[Website and app data records]
────────────────

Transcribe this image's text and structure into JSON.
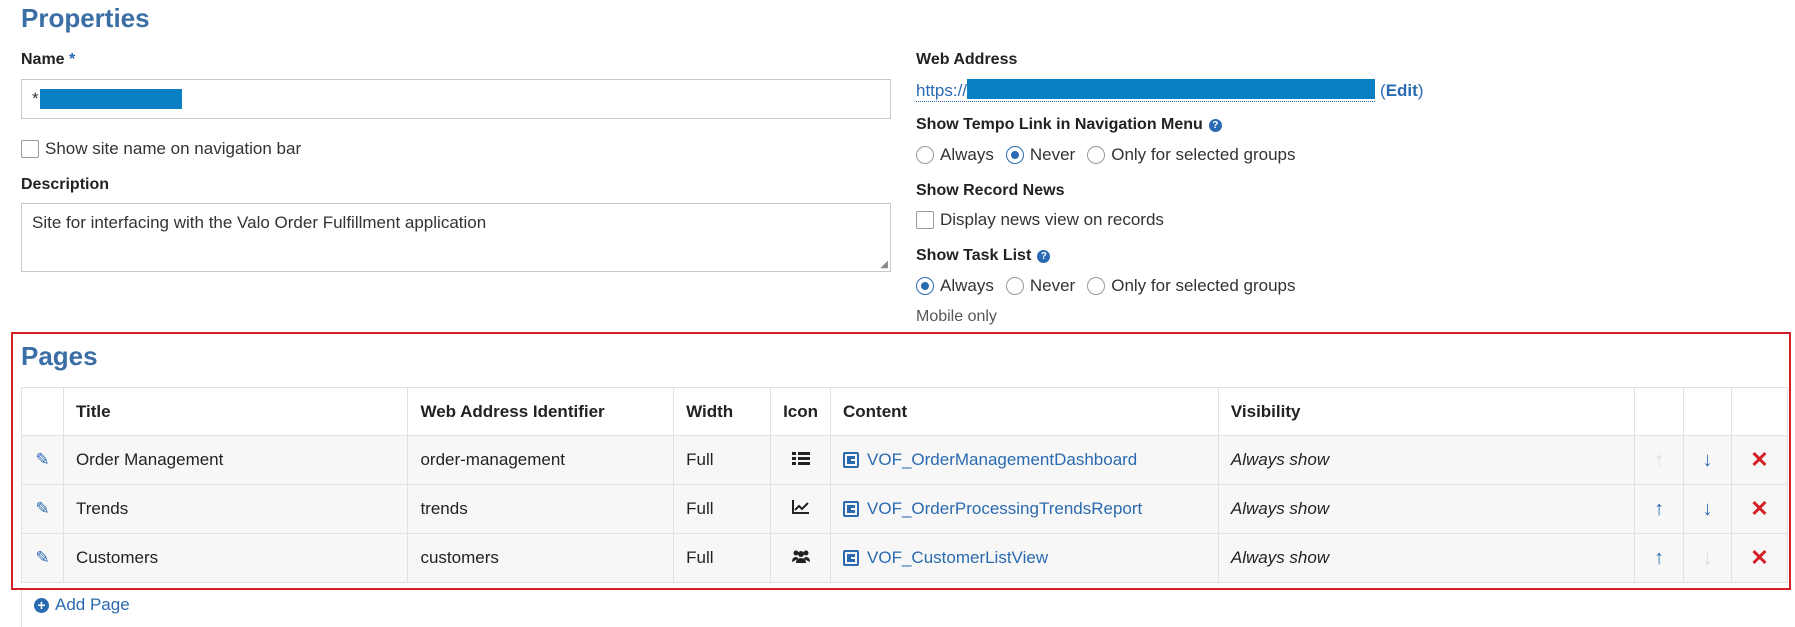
{
  "properties": {
    "title": "Properties",
    "name_label": "Name",
    "required_mark": "*",
    "name_value_prefix": "*",
    "show_site_name_label": "Show site name on navigation bar",
    "description_label": "Description",
    "description_value": "Site for interfacing with the Valo Order Fulfillment application",
    "web_address_label": "Web Address",
    "web_address_prefix": "https://",
    "edit_label": "Edit",
    "tempo_link_label": "Show Tempo Link in Navigation Menu",
    "tempo_options": [
      "Always",
      "Never",
      "Only for selected groups"
    ],
    "tempo_selected": "Never",
    "record_news_label": "Show Record News",
    "record_news_checkbox_label": "Display news view on records",
    "task_list_label": "Show Task List",
    "task_options": [
      "Always",
      "Never",
      "Only for selected groups"
    ],
    "task_selected": "Always",
    "mobile_only": "Mobile only",
    "help_icon": "question-circle-icon",
    "accent_color": "#2a6ab0",
    "highlight_border_color": "#d32027"
  },
  "pages": {
    "title": "Pages",
    "columns": [
      "Title",
      "Web Address Identifier",
      "Width",
      "Icon",
      "Content",
      "Visibility"
    ],
    "rows": [
      {
        "title": "Order Management",
        "identifier": "order-management",
        "width": "Full",
        "icon": "list-icon",
        "content": "VOF_OrderManagementDashboard",
        "visibility": "Always show",
        "can_move_up": false,
        "can_move_down": true
      },
      {
        "title": "Trends",
        "identifier": "trends",
        "width": "Full",
        "icon": "line-chart-icon",
        "content": "VOF_OrderProcessingTrendsReport",
        "visibility": "Always show",
        "can_move_up": true,
        "can_move_down": true
      },
      {
        "title": "Customers",
        "identifier": "customers",
        "width": "Full",
        "icon": "users-icon",
        "content": "VOF_CustomerListView",
        "visibility": "Always show",
        "can_move_up": true,
        "can_move_down": false
      }
    ],
    "add_page_label": "Add Page"
  }
}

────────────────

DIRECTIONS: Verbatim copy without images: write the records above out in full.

SOLVED PROBLEM:
Transcribe this image's text and structure into JSON.
{
  "properties": {
    "title": "Properties",
    "name_label": "Name",
    "required_mark": "*",
    "name_value_prefix": "*",
    "show_site_name_label": "Show site name on navigation bar",
    "description_label": "Description",
    "description_value": "Site for interfacing with the Valo Order Fulfillment application",
    "web_address_label": "Web Address",
    "web_address_prefix": "https://",
    "edit_label": "Edit",
    "tempo_link_label": "Show Tempo Link in Navigation Menu",
    "tempo_options": [
      "Always",
      "Never",
      "Only for selected groups"
    ],
    "tempo_selected": "Never",
    "record_news_label": "Show Record News",
    "record_news_checkbox_label": "Display news view on records",
    "task_list_label": "Show Task List",
    "task_options": [
      "Always",
      "Never",
      "Only for selected groups"
    ],
    "task_selected": "Always",
    "mobile_only": "Mobile only",
    "help_icon": "question-circle-icon",
    "accent_color": "#2a6ab0",
    "highlight_border_color": "#d32027"
  },
  "pages": {
    "title": "Pages",
    "columns": [
      "Title",
      "Web Address Identifier",
      "Width",
      "Icon",
      "Content",
      "Visibility"
    ],
    "rows": [
      {
        "title": "Order Management",
        "identifier": "order-management",
        "width": "Full",
        "icon": "list-icon",
        "content": "VOF_OrderManagementDashboard",
        "visibility": "Always show",
        "can_move_up": false,
        "can_move_down": true
      },
      {
        "title": "Trends",
        "identifier": "trends",
        "width": "Full",
        "icon": "line-chart-icon",
        "content": "VOF_OrderProcessingTrendsReport",
        "visibility": "Always show",
        "can_move_up": true,
        "can_move_down": true
      },
      {
        "title": "Customers",
        "identifier": "customers",
        "width": "Full",
        "icon": "users-icon",
        "content": "VOF_CustomerListView",
        "visibility": "Always show",
        "can_move_up": true,
        "can_move_down": false
      }
    ],
    "add_page_label": "Add Page"
  }
}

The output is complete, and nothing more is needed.